J. Baron, W. C. Campbell, D. DeMille, J. M. Doyle, G. Gabrielse, Y. V. Gurevich, P. W. Hess, N. R. Hutzler, E. Kirilov, I. Kozyryev, B. R. O ’ Leary, C. D. Panda, M. F. Parsons, E. S. Petrik, B. Spaun, A. C. Vutha, A. D. West
New results from Professor John Doyle's participation in the ACME collaboration, studying the roundness of the electron.
“It is unusual and satisfying that the exquisite precision achieved by our small team in its university lab probes the most fundamental building block of our universe at a sensitivity that complements what is being achieved by thousands at the world’s largest accelerator,” Gabrielse said. “Given that the Standard Model is not able to explain how a universe of matter could come from a big bang that created essentially equal amounts of matter and antimatter, the Standard Model cannot be the final word.”
Though it was hailed as a triumph for the “Standard Model” of physics, the reigning explanation of fundamental forces and particles, physicists were quick to emphasize that last year’s discovery of the Higgs boson still left gaps in understanding the universe.

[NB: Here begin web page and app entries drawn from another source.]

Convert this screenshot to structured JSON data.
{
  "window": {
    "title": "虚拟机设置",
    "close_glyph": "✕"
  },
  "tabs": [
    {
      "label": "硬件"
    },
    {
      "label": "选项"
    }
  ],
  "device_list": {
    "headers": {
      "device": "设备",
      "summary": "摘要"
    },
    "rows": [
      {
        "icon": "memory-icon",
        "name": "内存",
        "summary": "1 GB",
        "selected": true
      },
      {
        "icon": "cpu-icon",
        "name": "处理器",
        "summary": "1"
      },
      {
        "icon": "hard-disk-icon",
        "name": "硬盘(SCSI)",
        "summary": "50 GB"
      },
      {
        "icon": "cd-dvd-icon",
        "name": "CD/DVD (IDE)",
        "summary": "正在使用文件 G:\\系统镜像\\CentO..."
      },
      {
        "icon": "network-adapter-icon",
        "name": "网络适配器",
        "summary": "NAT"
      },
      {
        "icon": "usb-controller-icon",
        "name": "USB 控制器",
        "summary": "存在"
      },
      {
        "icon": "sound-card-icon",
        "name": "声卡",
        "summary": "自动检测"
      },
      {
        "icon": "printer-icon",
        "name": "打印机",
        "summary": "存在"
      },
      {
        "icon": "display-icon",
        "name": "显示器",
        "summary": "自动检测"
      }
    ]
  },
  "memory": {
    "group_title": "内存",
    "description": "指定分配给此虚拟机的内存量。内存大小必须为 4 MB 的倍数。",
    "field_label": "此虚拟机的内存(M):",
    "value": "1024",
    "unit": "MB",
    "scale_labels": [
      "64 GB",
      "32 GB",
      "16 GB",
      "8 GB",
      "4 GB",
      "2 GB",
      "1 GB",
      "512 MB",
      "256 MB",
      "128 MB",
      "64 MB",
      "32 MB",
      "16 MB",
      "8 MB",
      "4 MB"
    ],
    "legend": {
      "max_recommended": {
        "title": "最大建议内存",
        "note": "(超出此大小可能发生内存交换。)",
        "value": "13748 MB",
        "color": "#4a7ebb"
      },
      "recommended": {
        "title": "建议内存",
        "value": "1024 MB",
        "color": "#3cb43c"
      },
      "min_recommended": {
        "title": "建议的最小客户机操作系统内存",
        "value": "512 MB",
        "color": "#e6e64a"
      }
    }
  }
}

But in making the most precise measurements ever of the shape of electrons, a team of Harvard and Yale scientists, led by Harvard’s Gerald Gabrielse, the George Vasmer Leverett Professor of Physics, John Doyle, professor of physics, and their Yale colleague David DeMille, has raised serious doubts about several popular theories of what lies beyond the Higgs boson. Their study is described in a December paper published in Science Express.FULL PAPER >>